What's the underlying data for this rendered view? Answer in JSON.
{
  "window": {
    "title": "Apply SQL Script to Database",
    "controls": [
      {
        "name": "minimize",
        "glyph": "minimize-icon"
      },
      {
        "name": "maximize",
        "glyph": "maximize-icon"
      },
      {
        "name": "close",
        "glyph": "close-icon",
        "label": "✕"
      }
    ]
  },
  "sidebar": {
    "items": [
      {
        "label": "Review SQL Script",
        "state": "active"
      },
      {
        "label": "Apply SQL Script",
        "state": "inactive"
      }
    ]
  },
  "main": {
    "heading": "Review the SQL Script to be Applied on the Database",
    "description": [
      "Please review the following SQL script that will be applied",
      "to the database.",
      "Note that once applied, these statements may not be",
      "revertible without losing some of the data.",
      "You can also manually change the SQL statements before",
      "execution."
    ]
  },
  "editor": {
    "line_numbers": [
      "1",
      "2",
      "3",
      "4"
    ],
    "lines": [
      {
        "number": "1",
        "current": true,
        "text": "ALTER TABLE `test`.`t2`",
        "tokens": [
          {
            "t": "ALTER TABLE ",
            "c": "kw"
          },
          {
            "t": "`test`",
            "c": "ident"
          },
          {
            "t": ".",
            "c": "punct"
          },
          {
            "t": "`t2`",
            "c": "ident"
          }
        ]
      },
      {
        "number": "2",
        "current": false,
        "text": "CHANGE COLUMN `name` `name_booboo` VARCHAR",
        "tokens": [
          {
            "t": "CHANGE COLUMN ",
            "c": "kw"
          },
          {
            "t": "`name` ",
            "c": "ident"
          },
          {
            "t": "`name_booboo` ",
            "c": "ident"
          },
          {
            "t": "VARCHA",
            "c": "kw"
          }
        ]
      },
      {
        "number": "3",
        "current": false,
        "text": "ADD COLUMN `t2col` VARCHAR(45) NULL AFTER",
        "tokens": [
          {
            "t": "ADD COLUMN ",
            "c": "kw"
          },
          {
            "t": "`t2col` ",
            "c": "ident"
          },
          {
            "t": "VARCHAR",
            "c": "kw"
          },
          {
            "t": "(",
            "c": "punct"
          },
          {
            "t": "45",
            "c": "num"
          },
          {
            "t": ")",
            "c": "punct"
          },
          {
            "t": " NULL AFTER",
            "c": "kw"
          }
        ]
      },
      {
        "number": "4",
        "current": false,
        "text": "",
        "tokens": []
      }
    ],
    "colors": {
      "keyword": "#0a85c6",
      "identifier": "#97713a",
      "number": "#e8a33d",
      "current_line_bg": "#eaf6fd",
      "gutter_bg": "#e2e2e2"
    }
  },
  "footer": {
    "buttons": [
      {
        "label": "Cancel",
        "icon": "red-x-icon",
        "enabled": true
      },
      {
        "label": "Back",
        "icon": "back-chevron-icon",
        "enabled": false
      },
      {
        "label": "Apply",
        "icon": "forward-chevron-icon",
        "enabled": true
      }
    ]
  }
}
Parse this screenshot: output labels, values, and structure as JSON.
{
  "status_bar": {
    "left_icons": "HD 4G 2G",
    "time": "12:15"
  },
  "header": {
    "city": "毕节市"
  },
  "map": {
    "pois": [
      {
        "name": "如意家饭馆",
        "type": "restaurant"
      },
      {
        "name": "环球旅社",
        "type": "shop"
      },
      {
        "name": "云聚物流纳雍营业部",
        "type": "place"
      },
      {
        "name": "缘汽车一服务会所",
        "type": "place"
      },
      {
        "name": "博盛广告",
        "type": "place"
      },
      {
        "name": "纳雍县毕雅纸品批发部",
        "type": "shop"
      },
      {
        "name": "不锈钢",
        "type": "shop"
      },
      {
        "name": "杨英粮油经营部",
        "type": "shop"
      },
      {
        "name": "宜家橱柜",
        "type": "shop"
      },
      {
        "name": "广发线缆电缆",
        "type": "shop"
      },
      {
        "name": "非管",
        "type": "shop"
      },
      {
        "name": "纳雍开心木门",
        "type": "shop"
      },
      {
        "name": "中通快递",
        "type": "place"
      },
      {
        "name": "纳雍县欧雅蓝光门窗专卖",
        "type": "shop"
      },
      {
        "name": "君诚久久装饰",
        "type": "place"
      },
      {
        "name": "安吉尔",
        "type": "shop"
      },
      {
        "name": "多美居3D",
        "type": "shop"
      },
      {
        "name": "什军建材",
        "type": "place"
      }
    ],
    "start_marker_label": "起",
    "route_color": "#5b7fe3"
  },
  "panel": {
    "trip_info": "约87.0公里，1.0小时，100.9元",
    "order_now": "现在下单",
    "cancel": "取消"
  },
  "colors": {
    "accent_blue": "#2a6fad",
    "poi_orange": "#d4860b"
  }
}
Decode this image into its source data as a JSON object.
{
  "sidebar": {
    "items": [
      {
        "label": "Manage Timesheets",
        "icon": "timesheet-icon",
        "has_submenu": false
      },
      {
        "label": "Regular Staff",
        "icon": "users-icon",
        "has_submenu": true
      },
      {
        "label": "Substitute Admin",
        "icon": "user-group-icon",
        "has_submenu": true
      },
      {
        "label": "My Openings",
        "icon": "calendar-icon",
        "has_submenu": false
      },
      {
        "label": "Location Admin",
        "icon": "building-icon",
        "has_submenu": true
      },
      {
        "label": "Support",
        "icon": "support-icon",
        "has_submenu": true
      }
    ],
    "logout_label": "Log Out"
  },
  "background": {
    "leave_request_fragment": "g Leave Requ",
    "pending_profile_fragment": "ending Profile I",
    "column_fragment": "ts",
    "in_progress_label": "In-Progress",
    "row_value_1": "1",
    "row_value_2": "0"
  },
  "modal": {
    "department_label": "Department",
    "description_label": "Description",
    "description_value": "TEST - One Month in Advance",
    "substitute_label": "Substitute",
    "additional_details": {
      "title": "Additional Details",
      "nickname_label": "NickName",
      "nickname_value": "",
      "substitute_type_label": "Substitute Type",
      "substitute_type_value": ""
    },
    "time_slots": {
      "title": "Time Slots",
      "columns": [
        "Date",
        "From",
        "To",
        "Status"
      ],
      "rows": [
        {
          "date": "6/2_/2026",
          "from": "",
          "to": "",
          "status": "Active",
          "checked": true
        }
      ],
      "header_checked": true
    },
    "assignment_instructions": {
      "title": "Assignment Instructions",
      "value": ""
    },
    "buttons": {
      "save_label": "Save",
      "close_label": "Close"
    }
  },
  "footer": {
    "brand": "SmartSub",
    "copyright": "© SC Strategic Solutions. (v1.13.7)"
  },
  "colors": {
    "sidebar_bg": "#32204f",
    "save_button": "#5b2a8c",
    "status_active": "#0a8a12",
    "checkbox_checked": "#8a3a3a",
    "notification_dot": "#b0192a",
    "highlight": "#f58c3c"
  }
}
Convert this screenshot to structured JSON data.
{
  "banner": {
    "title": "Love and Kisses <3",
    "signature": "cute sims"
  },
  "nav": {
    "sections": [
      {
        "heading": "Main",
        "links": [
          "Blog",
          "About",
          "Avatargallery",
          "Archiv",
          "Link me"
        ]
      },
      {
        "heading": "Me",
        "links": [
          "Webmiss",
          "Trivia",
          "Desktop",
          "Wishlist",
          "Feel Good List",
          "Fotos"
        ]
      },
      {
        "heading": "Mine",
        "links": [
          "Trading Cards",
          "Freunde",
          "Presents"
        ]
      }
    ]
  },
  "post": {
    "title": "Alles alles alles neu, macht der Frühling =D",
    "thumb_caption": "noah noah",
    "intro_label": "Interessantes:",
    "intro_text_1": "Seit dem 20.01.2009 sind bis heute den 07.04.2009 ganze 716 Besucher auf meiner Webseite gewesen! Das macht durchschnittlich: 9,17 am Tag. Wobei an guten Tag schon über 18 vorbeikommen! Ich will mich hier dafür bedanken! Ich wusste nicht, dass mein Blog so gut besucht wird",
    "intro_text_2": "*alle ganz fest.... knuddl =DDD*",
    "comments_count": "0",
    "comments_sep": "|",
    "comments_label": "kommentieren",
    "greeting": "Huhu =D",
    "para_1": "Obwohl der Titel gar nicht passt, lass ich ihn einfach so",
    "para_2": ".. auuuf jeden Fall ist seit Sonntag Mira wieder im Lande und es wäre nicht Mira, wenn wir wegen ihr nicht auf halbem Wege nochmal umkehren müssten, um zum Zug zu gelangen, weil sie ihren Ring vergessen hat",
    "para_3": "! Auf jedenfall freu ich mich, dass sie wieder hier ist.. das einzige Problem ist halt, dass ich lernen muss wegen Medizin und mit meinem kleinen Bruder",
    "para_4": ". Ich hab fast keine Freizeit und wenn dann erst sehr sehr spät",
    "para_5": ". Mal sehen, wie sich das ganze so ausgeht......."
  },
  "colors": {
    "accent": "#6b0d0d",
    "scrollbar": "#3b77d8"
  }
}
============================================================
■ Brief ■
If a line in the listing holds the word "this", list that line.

■ Exercise response ■
What's the underlying data for this rendered view? Answer in JSON.
Parse this screenshot: output labels, values, and structure as JSON.
Decode this image into its source data as a JSON object.
Convert this screenshot to structured JSON data.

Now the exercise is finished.